### [Task data]
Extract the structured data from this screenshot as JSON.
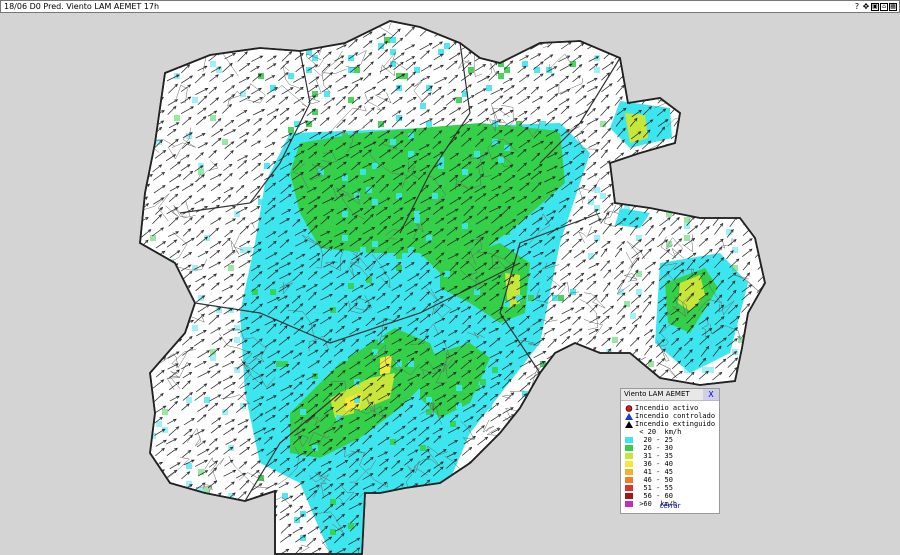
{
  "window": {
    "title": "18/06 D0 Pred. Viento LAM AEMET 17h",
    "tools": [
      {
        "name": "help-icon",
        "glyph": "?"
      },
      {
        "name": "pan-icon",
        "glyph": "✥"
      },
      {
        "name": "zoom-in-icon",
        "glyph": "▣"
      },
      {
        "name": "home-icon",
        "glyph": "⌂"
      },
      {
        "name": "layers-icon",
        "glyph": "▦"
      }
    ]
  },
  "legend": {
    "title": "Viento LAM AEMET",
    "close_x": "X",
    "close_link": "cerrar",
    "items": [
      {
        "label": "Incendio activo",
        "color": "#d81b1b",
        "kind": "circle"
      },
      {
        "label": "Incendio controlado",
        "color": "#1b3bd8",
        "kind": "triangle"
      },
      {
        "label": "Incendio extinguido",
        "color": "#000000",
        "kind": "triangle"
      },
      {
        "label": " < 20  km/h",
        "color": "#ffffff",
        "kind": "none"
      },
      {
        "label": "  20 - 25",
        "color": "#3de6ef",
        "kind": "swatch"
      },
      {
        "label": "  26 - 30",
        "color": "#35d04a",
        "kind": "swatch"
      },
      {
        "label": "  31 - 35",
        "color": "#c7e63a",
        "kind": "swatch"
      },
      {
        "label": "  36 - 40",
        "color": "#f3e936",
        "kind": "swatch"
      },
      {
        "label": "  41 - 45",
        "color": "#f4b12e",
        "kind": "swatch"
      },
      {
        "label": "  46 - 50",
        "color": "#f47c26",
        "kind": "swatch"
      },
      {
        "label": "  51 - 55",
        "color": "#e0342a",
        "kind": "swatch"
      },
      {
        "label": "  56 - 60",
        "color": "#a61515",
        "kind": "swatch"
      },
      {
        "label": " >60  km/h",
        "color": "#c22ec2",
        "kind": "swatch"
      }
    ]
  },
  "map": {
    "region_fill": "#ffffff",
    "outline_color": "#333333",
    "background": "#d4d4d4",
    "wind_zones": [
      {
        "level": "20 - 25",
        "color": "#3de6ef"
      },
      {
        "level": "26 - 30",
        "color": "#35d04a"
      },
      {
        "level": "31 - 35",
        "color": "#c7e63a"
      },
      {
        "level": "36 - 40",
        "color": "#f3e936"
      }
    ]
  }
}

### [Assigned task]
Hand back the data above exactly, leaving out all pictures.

### [Result for this task]
Extract the structured data from this screenshot as JSON.
{
  "window": {
    "title": "18/06 D0 Pred. Viento LAM AEMET 17h",
    "tools": [
      {
        "name": "help-icon",
        "glyph": "?"
      },
      {
        "name": "pan-icon",
        "glyph": "✥"
      },
      {
        "name": "zoom-in-icon",
        "glyph": "▣"
      },
      {
        "name": "home-icon",
        "glyph": "⌂"
      },
      {
        "name": "layers-icon",
        "glyph": "▦"
      }
    ]
  },
  "legend": {
    "title": "Viento LAM AEMET",
    "close_x": "X",
    "close_link": "cerrar",
    "items": [
      {
        "label": "Incendio activo",
        "color": "#d81b1b",
        "kind": "circle"
      },
      {
        "label": "Incendio controlado",
        "color": "#1b3bd8",
        "kind": "triangle"
      },
      {
        "label": "Incendio extinguido",
        "color": "#000000",
        "kind": "triangle"
      },
      {
        "label": " < 20  km/h",
        "color": "#ffffff",
        "kind": "none"
      },
      {
        "label": "  20 - 25",
        "color": "#3de6ef",
        "kind": "swatch"
      },
      {
        "label": "  26 - 30",
        "color": "#35d04a",
        "kind": "swatch"
      },
      {
        "label": "  31 - 35",
        "color": "#c7e63a",
        "kind": "swatch"
      },
      {
        "label": "  36 - 40",
        "color": "#f3e936",
        "kind": "swatch"
      },
      {
        "label": "  41 - 45",
        "color": "#f4b12e",
        "kind": "swatch"
      },
      {
        "label": "  46 - 50",
        "color": "#f47c26",
        "kind": "swatch"
      },
      {
        "label": "  51 - 55",
        "color": "#e0342a",
        "kind": "swatch"
      },
      {
        "label": "  56 - 60",
        "color": "#a61515",
        "kind": "swatch"
      },
      {
        "label": " >60  km/h",
        "color": "#c22ec2",
        "kind": "swatch"
      }
    ]
  },
  "map": {
    "region_fill": "#ffffff",
    "outline_color": "#333333",
    "background": "#d4d4d4",
    "wind_zones": [
      {
        "level": "20 - 25",
        "color": "#3de6ef"
      },
      {
        "level": "26 - 30",
        "color": "#35d04a"
      },
      {
        "level": "31 - 35",
        "color": "#c7e63a"
      },
      {
        "level": "36 - 40",
        "color": "#f3e936"
      }
    ]
  }
}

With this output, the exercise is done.